All of DR's stations plus the owned, public service channel - Radio24Syv, moved to the second national DAB+ multiplex. The principal means of funding DR is through the media licence, costing 2.492 DKK per year per household since 2017. Traditionally and television owners were obliged to pay the licence, though the increased availability of online streaming led to the television licence being replaced by the media licence on January 1, 2007; the media licence is mandatory for all owners of television sets, as well as computers, smartphones or other devices with internet access. In 2007 180,000 households did not pay media licence. Revenue comes from commercial activities such as concerts and events in the Koncerthuset, from book, CD, DVD sales, from overseas sales of its catalogue of programmes. Over a period of four years starting in 2019 through 2022 the media license will be replaced by general taxation, as announced on 16 March 2018 by a majority in the Danish Parliament consisting of Venstre, Liberal Alliance, Danish People's Party.
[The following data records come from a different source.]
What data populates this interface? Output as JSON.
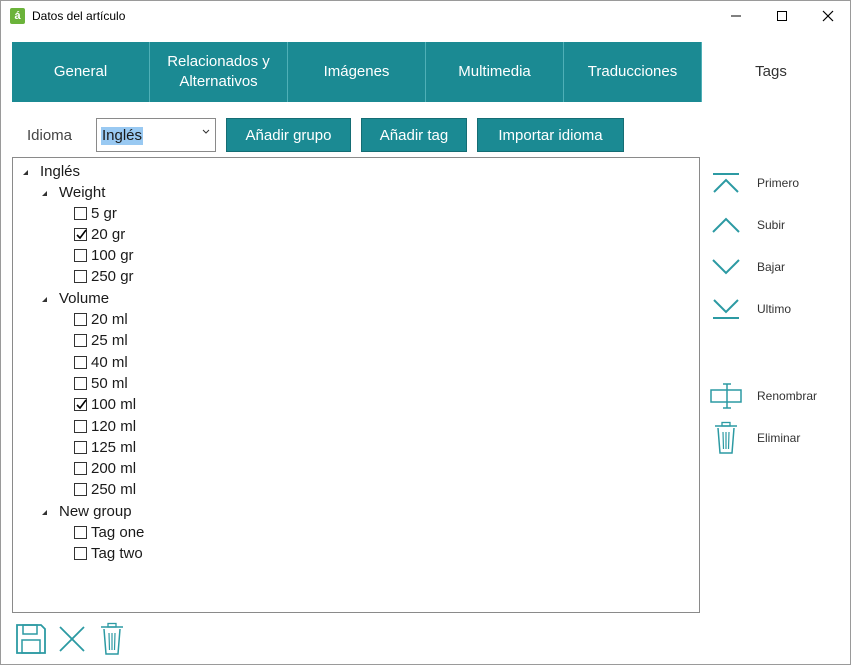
{
  "window": {
    "title": "Datos del artículo",
    "app_icon_glyph": "á"
  },
  "tabs": [
    {
      "label": "General",
      "active": false
    },
    {
      "label": "Relacionados y\nAlternativos",
      "active": false
    },
    {
      "label": "Imágenes",
      "active": false
    },
    {
      "label": "Multimedia",
      "active": false
    },
    {
      "label": "Traducciones",
      "active": false
    },
    {
      "label": "Tags",
      "active": true
    }
  ],
  "toolbar": {
    "language_label": "Idioma",
    "language_value": "Inglés",
    "add_group_label": "Añadir grupo",
    "add_tag_label": "Añadir tag",
    "import_language_label": "Importar idioma"
  },
  "tree": {
    "root": "Inglés",
    "groups": [
      {
        "name": "Weight",
        "tags": [
          {
            "label": "5 gr",
            "checked": false
          },
          {
            "label": "20 gr",
            "checked": true
          },
          {
            "label": "100 gr",
            "checked": false
          },
          {
            "label": "250 gr",
            "checked": false
          }
        ]
      },
      {
        "name": "Volume",
        "tags": [
          {
            "label": "20 ml",
            "checked": false
          },
          {
            "label": "25 ml",
            "checked": false
          },
          {
            "label": "40 ml",
            "checked": false
          },
          {
            "label": "50 ml",
            "checked": false
          },
          {
            "label": "100 ml",
            "checked": true
          },
          {
            "label": "120 ml",
            "checked": false
          },
          {
            "label": "125 ml",
            "checked": false
          },
          {
            "label": "200 ml",
            "checked": false
          },
          {
            "label": "250 ml",
            "checked": false
          }
        ]
      },
      {
        "name": "New group",
        "tags": [
          {
            "label": "Tag one",
            "checked": false
          },
          {
            "label": "Tag two",
            "checked": false
          }
        ]
      }
    ]
  },
  "side_actions": {
    "first": "Primero",
    "up": "Subir",
    "down": "Bajar",
    "last": "Ultimo",
    "rename": "Renombrar",
    "delete": "Eliminar"
  },
  "icons": {
    "save": "save-icon",
    "cancel": "close-icon",
    "delete": "trash-icon"
  },
  "colors": {
    "accent": "#1b8a93",
    "icon_teal": "#2c9aa3",
    "selection": "#99c9f2"
  }
}
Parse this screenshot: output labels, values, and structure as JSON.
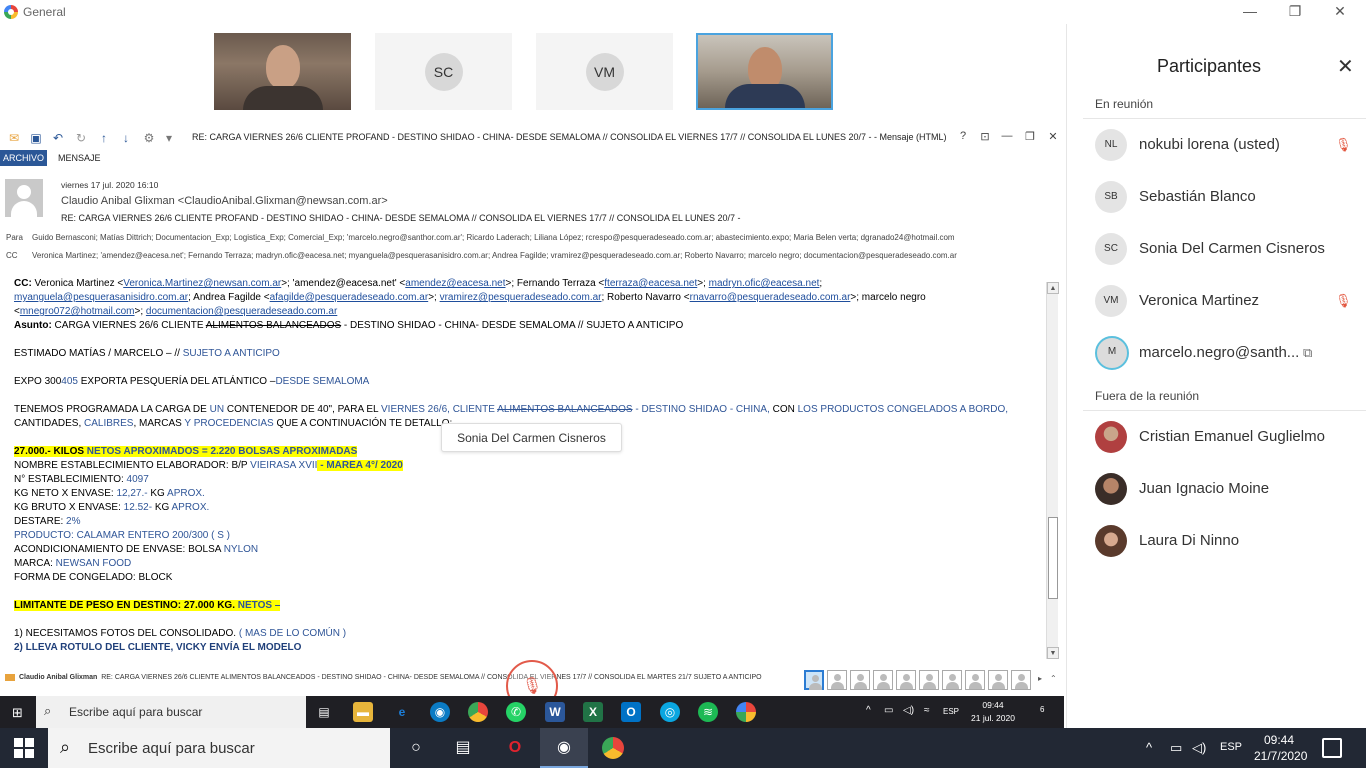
{
  "app": {
    "title": "General"
  },
  "window_controls": {
    "minimize": "—",
    "restore": "❐",
    "close": "✕"
  },
  "tiles": [
    {
      "kind": "video",
      "name": ""
    },
    {
      "kind": "initials",
      "initials": "SC"
    },
    {
      "kind": "initials",
      "initials": "VM"
    },
    {
      "kind": "video",
      "name": ""
    }
  ],
  "outlook": {
    "window_title": "RE: CARGA VIERNES 26/6 CLIENTE PROFAND - DESTINO SHIDAO - CHINA- DESDE SEMALOMA  //  CONSOLIDA EL VIERNES 17/7 //  CONSOLIDA EL LUNES 20/7 -  - Mensaje (HTML)",
    "controls": {
      "help": "?",
      "ribbon": "⊡",
      "minimize": "—",
      "restore": "❐",
      "close": "✕"
    },
    "tabs": {
      "file": "ARCHIVO",
      "message": "MENSAJE"
    },
    "header": {
      "date": "viernes 17 jul. 2020 16:10",
      "from": "Claudio Anibal Glixman <ClaudioAnibal.Glixman@newsan.com.ar>",
      "subject": "RE: CARGA VIERNES 26/6 CLIENTE PROFAND - DESTINO SHIDAO - CHINA- DESDE SEMALOMA  //  CONSOLIDA EL VIERNES 17/7 //  CONSOLIDA EL LUNES 20/7 -",
      "to_label": "Para",
      "to": "Guido Bernasconi; Matías Dittrich; Documentacion_Exp; Logistica_Exp; Comercial_Exp; 'marcelo.negro@santhor.com.ar'; Ricardo Laderach; Liliana López; rcrespo@pesqueradeseado.com.ar; abastecimiento.expo; Maria Belen verta; dgranado24@hotmail.com",
      "cc_label": "CC",
      "cc": "Veronica Martinez; 'amendez@eacesa.net'; Fernando Terraza; madryn.ofic@eacesa.net; myanguela@pesquerasanisidro.com.ar; Andrea Fagilde; vramirez@pesqueradeseado.com.ar; Roberto Navarro; marcelo negro; documentacion@pesqueradeseado.com.ar"
    },
    "body": {
      "cc_line_label": "CC:",
      "cc_line1_a": " Veronica Martinez <",
      "cc_line1_link1": "Veronica.Martinez@newsan.com.ar",
      "cc_line1_b": ">; 'amendez@eacesa.net' <",
      "cc_line1_link2": "amendez@eacesa.net",
      "cc_line1_c": ">; Fernando Terraza <",
      "cc_line1_link3": "fterraza@eacesa.net",
      "cc_line1_d": ">; ",
      "cc_line1_link4": "madryn.ofic@eacesa.net",
      "cc_line1_e": ";",
      "cc_line2_link1": "myanguela@pesquerasanisidro.com.ar",
      "cc_line2_a": "; Andrea Fagilde <",
      "cc_line2_link2": "afagilde@pesqueradeseado.com.ar",
      "cc_line2_b": ">; ",
      "cc_line2_link3": "vramirez@pesqueradeseado.com.ar",
      "cc_line2_c": "; Roberto Navarro <",
      "cc_line2_link4": "rnavarro@pesqueradeseado.com.ar",
      "cc_line2_d": ">; marcelo negro",
      "cc_line3_a": "<",
      "cc_line3_link1": "mnegro072@hotmail.com",
      "cc_line3_b": ">; ",
      "cc_line3_link2": "documentacion@pesqueradeseado.com.ar",
      "subject_label": "Asunto:",
      "subject_a": " CARGA VIERNES 26/6 CLIENTE ",
      "subject_strike": "ALIMENTOS BALANCEADOS",
      "subject_b": " - DESTINO SHIDAO - CHINA- DESDE SEMALOMA // SUJETO A ANTICIPO",
      "greeting_a": "ESTIMADO MATÍAS / MARCELO – // ",
      "greeting_b": "SUJETO A ANTICIPO",
      "expo_a": "EXPO 300",
      "expo_b": "405",
      "expo_c": " EXPORTA PESQUERÍA DEL ATLÁNTICO –",
      "expo_d": "DESDE SEMALOMA",
      "p1_a": "TENEMOS PROGRAMADA LA CARGA DE ",
      "p1_b": "UN",
      "p1_c": " CONTENEDOR DE 40\", PARA EL ",
      "p1_d": "VIERNES 26/6,  CLIENTE ",
      "p1_strike": "ALIMENTOS BALANCEADOS",
      "p1_e": " - DESTINO SHIDAO - CHINA,",
      "p1_f": " CON ",
      "p1_g": "LOS PRODUCTOS CONGELADOS A BORDO,",
      "p2_a": "CANTIDADES, ",
      "p2_b": "CALIBRES",
      "p2_c": ", MARCAS ",
      "p2_d": "Y PROCEDENCIAS",
      "p2_e": " QUE A CONTINUACIÓN TE DETALLO:",
      "kilos_a": "27.000.- KILOS",
      "kilos_b": " NETOS APROXIMADOS = 2.220 BOLSAS APROXIMADAS",
      "est_a": "NOMBRE ESTABLECIMIENTO ELABORADOR:  B/P ",
      "est_b": "VIEIRASA XVII",
      "est_c": "  -  MAREA 4°/ 2020",
      "num_a": "N° ESTABLECIMIENTO: ",
      "num_b": "4097",
      "neto_a": "KG NETO X ENVASE: ",
      "neto_b": "12,27.- ",
      "neto_c": "KG ",
      "neto_d": "APROX.",
      "bruto_a": "KG BRUTO X ENVASE: ",
      "bruto_b": "12.52- ",
      "bruto_c": "KG ",
      "bruto_d": "APROX.",
      "destare_a": "DESTARE: ",
      "destare_b": "2%",
      "producto": "PRODUCTO: CALAMAR ENTERO 200/300 ( S )",
      "acond_a": "ACONDICIONAMIENTO DE ENVASE: BOLSA ",
      "acond_b": "NYLON",
      "marca_a": "MARCA: ",
      "marca_b": "NEWSAN FOOD",
      "forma": "FORMA DE CONGELADO: BLOCK",
      "limit_a": "LIMITANTE DE PESO EN DESTINO: 27.000 KG.",
      "limit_b": " NETOS –",
      "item1_a": "1) NECESITAMOS FOTOS DEL CONSOLIDADO. ",
      "item1_b": "( MAS DE LO COMÚN )",
      "item2": "2) LLEVA ROTULO DEL CLIENTE, VICKY ENVÍA EL MODELO"
    },
    "scroll": {
      "up": "▲",
      "down": "▼"
    },
    "status": {
      "sender": "Claudio Anibal Glixman",
      "text": "RE: CARGA VIERNES 26/6 CLIENTE ALIMENTOS BALANCEADOS - DESTINO SHIDAO - CHINA- DESDE SEMALOMA  //  CONSOLIDA EL VIERNES 17/7 //  CONSOLIDA EL MARTES 21/7 SUJETO A ANTICIPO"
    },
    "thumb_count": 10
  },
  "hover_tooltip": "Sonia Del Carmen Cisneros",
  "inner_taskbar": {
    "search_placeholder": "Escribe aquí para buscar",
    "lang": "ESP",
    "time": "09:44",
    "date": "21 jul. 2020",
    "notif_count": "6"
  },
  "participants": {
    "title": "Participantes",
    "close": "✕",
    "in_meeting_label": "En reunión",
    "out_meeting_label": "Fuera de la reunión",
    "in_meeting": [
      {
        "initials": "NL",
        "name": "nokubi lorena (usted)",
        "muted": true
      },
      {
        "initials": "SB",
        "name": "Sebastián Blanco",
        "muted": false
      },
      {
        "initials": "SC",
        "name": "Sonia Del Carmen Cisneros",
        "muted": false
      },
      {
        "initials": "VM",
        "name": "Veronica Martinez",
        "muted": true
      },
      {
        "initials": "M",
        "name": "marcelo.negro@santh...",
        "muted": false
      }
    ],
    "out_meeting": [
      {
        "name": "Cristian Emanuel Guglielmo"
      },
      {
        "name": "Juan Ignacio Moine"
      },
      {
        "name": "Laura Di Ninno"
      }
    ]
  },
  "taskbar": {
    "search_placeholder": "Escribe aquí para buscar",
    "lang": "ESP",
    "time": "09:44",
    "date": "21/7/2020"
  }
}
Better Times Borgen Dansk Melodi Grand Prix Follow the Money Matador The Bridge The Legacy The Killing Eurovision Song Contest 1964, Eurovision Song Contest 2001 and Eurovision Song Contest 2014. DR P1 – "Thought-provoking radio": factual programming, reports and debate on public affairs and the community, plus in-depth news. DR P2 – "Music and cultural radio": classical music, jazz, radio drama, coverage of other artistic performances and events. DR P3 – Hit radio, with popular entertainment shows and hourly three-minute news bulletins. P3 covers major sporting events. DR P4 – DR's most popular radio channel: a "modern public service station" broadcast in 10 regional versions, mixing popular music with national and local news. P4 provides a Traffic Message Channel for delivering traffic and travel information. DR P5 – Focuses on older music from the 1950s and 1960s mixed in with some newer music. DR P6 Beat -- In depth focus on popular music scene. DR P7 Mix – Popular hits along with extended marathons related to particular themes.
DR P8 Jazz – Jazz. DR Langbølge - The 243 kHz longwave radio is used to cover nearby seas with news and weather broadcasts; the transmissions are only 4 times daily at 08:45, 11:45 and 17:45 local time. DR1, main channel with flagship evening news and weather programmes. Home of DR's ow